My son (9) and I have been following the NHL season this year, watching the highlights from as many games as we can. In the most recent round of playoffs, he was really hoping that Winnipeg would defeat Nashville and move on to play Las Vegas. In truth, so was I, because I felt Winnipeg was playing better hockey, as well as to keep a Canadian-based team in the playoffs.
This is a music site, so I won’t belabour our love of the game. As you know, I play all sorts of music in the car for the kids, wherever we go it’s a different tune and they get to hear all sorts of things. Well, a few nights ago Winnipeg did, indeed, defeat Nashville (in the 7th and final game of the series!) to move on to play against Las Vegas in the next round (which is already underway). My boy and I were pretty happy about that.

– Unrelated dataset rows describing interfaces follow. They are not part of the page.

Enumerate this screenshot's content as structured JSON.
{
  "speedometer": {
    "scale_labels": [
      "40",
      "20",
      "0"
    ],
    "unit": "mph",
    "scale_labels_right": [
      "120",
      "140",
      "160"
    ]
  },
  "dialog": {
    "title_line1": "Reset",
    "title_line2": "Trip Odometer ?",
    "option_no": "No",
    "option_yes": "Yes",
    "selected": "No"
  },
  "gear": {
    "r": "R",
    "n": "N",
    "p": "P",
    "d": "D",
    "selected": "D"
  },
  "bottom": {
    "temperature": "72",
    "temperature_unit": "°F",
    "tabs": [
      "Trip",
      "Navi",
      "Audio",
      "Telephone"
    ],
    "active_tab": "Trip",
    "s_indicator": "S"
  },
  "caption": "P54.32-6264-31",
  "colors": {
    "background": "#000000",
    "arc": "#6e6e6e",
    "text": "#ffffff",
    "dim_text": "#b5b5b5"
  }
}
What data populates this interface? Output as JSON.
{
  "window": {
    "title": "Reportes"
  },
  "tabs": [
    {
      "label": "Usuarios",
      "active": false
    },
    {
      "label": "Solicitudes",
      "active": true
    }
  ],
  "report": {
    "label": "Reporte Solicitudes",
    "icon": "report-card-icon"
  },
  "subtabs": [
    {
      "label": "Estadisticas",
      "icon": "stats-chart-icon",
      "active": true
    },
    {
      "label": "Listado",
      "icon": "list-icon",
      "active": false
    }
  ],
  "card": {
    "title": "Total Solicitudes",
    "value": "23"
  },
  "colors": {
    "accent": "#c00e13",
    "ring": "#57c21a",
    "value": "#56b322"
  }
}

Sitting there, after watching the highlights of the win, my boy says “Hey Dad, I’ll bet Nashville is singing ‘I… Hate… Winnipeg!'” And then it clicked for me – I’d played the Weakerthans for the kids at some point, and he remembered the big payoff line from their excellent tune, One Great City.
Sometimes, you just know when you’re parenting correctly.
We saw the Weakerthans in concert once, a few years ago, in Saskatoon. It was a great show. True, there’s little difference between the records and the live sound, so you get what you expect. This CD perpetuates the experience. Not that there’s anything wrong with that.
Weakerthans songs have always had a strong taste of smalltown Canadian life and realism. They could be from anywhere in this country, looking out weathered windows at an unforgiving landscape and dreaming of bigger things, different places and better weather. Their songs also beautifully embrace the small, neglected things in life, and Samson’s plaintive vocals feed all of this easily, particularly on the ballad-like tracks. The band’s music is the bedrock on which their particular brand of ennui is built. This collective of musicians complement each other perfectly.
Arguably, this record adds nothing to the collection. The songs are mostly note by note replications of the album tracks, and the live concert sound is largely removed. There’s a flubbed chord early in Plea From A Cat Named Virtute, and on a couple of tracks Samson starts out playing one speed and then clearly slows down as the song progresses. But none of these are damning points, it’s just the way it is. They were due for a live album at some point in the catalogue and, so, here it is.
Don’t get me wrong. A live record from one of the most thoughtful, consistently excellent rock bands in the country right now makes me very happy. I just wish there had been a bit more effort placed into making it stand out from their pile of great studio albums.
We love the Weakerthans.
So imagine our glee when news of a new record began to surface. Especially considering that it’s been four years since Reconstruction Site. Of course, we wish they’d make a new record every five minutes (and they’d all be awesome too!), but they will likely always just do their own thing and we’ll love them for it anyway. Suffice it to say, we were ecstatic indeed.
This record is a perfect addition to their growing catalogue. You might think, if you only gave it a cursory listen, that it sounds just like their other records. But that’s a good, good thing. Really! The world they’ve created for this gem of a record has the slow, introspective and thoughtful tracks, just as there are the fast, intricate rockers that’ll get fists pumping in a live setting. It’s all here, and it’s all completely beautiful. Wahoooo!!
Even better, we are (as always) treated to songs that are intelligently constructed, and lyrics that are poetry set to music. I hate to say the word typical because you’ll think it’s meant to be somehow derogatory. What I mean with that word is that these players make awesome typical, and so in that sense this is a typical Weakerthans effort.
There’s more Canadiana here than on most records out there right now (short of the Hip, I suppose) and it’s wonderful. It sounds like… home. Hockey, curling, the GST, oddities and life in general in this great big lug that we call this nation of ours. We even get a continuation in the story of the cat named Virtute. It’s so sad (but beautiful)! Civil Twilight gets stuck in my head a lot, these days, and my lovely wife likes Sun In An Empty Room. But it’s so hard to pick just one. Each song is its own awesomeness.
If you’re a fan, you’ll have bought this already and you’ll know just what I’m on about. If you’re new to the storyline, welcome. This is as good as any place to start. Now go buy all the rest of their stuff and fall even more completely in love.
01 Civil Twilight
02 Hymn Of The Medical Oddity
03 Relative Surplus Value
04 Tournament Of Hearts
05 Virtute The Cat Explains Her Departure
06 Elegy For Gump Worsley
07 Sun In An Empty Room
08 Night Windows
10 Reunion Tour